I remember the first time I asked someone to donate to one of my projects. I’ll never forget how it felt to make that ask: the nervousness, the worry, the hope I wasn’t offending. And I’ll never forget the answer. My friend Tim said yes, but his reply went beyond that––he thanked me for the opportunity to be a part of what I was creating.
That floored me. If I’m being honest, I hadn’t really thought about it like that. I was thinking of the need and the possible impact behind my request, but not really about what it would mean for him. How that would pull him closer, not just to the work, but to me. Our friendship deepened in a way that, before that moment, I couldn’t have imagined.
I spent many years as a nonprofit leader thinking that the more powerfully I described our work and its impacts, the more money I’d raise. And that’s important, of course. It’s just not the most important thing.
Giving and receiving money is deeply personal. It’s about who’s asking, and why they’re asking––and about who’s giving, and why they’re giving. Fundraising is about real relationships, and its true power is the possibility of real (and deeper) community.
For me, it took many years and many asks to truly understand how powerful it is to invite someone to be closer to you and your organization by making a financial contribution. To think not just about what their money means for your work, but about what your invitation means to them. Because asking someone to contribute money––whether it’s $20 or $20,000––isn’t just about the money itself. It’s about connection and purpose. It’s about relationships and community. It’s about belonging.
Once, while visiting my father, he showed me an email he’d received from a nonprofit I was involved with. They’d sent him a normal (generic) fundraising ask. The only thing personal to him was his name at the top. He told me that he’d received a number of nearly identical emails from the organization. He wanted to know if I thought he should keep giving to them. As we discussed it, he asked me a question that I’ll never forget: after all these years, don’t they know me?
A retired educator, he meticulously managed his budget and had a very specific amount allotted to what he could donate to the causes he believed in. He’d built this nonprofit into his modest annual budget for nearly a decade, but the answer was no, they didn’t know him. They’d never replied personally to any of his donations. They’d never asked if he wanted to get more involved; if he wanted to volunteer or host something on their behalf. They’d never once called him. And as a result, they didn’t know how much it would have meant to him to be able to contribute more.

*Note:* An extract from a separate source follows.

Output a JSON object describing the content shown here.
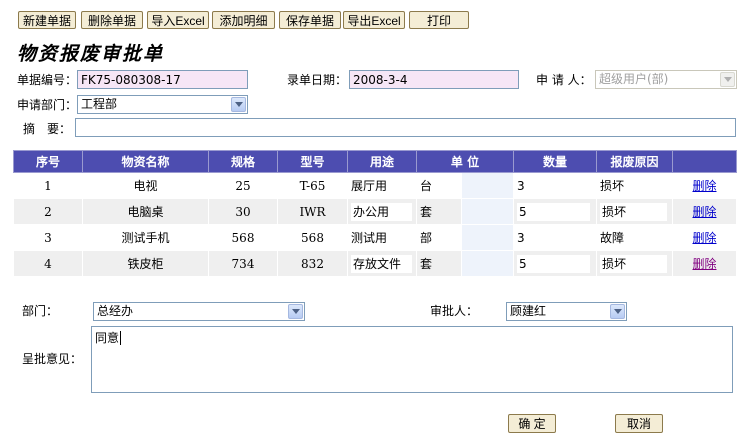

Giving Tuesday is not just about donors giving to incredible organizations, it’s about incredible organizations giving thousands of people the chance to be pulled closer, to be a part of something. To be part of a community.
This moment, when people around the world are hurting, is the time to pull your community close. Find those 5 or 10 or 50 people who are your biggest supporters––and recognize that you may not know who they are. Find out. #GivingTuesdayNow is a powerful moment to deepen relationships, to reach out in all the ways you can, including picking up the phone and calling your supporters personally. Ask them if they can help.
And when you do, know that you’re asking something so much bigger than if they can donate. You’re asking them to be closer to you. You’re giving them a chance to contribute and to be a deeper part of your community when it matters most. And most importantly, you’re offering them a chance to give––and to receive.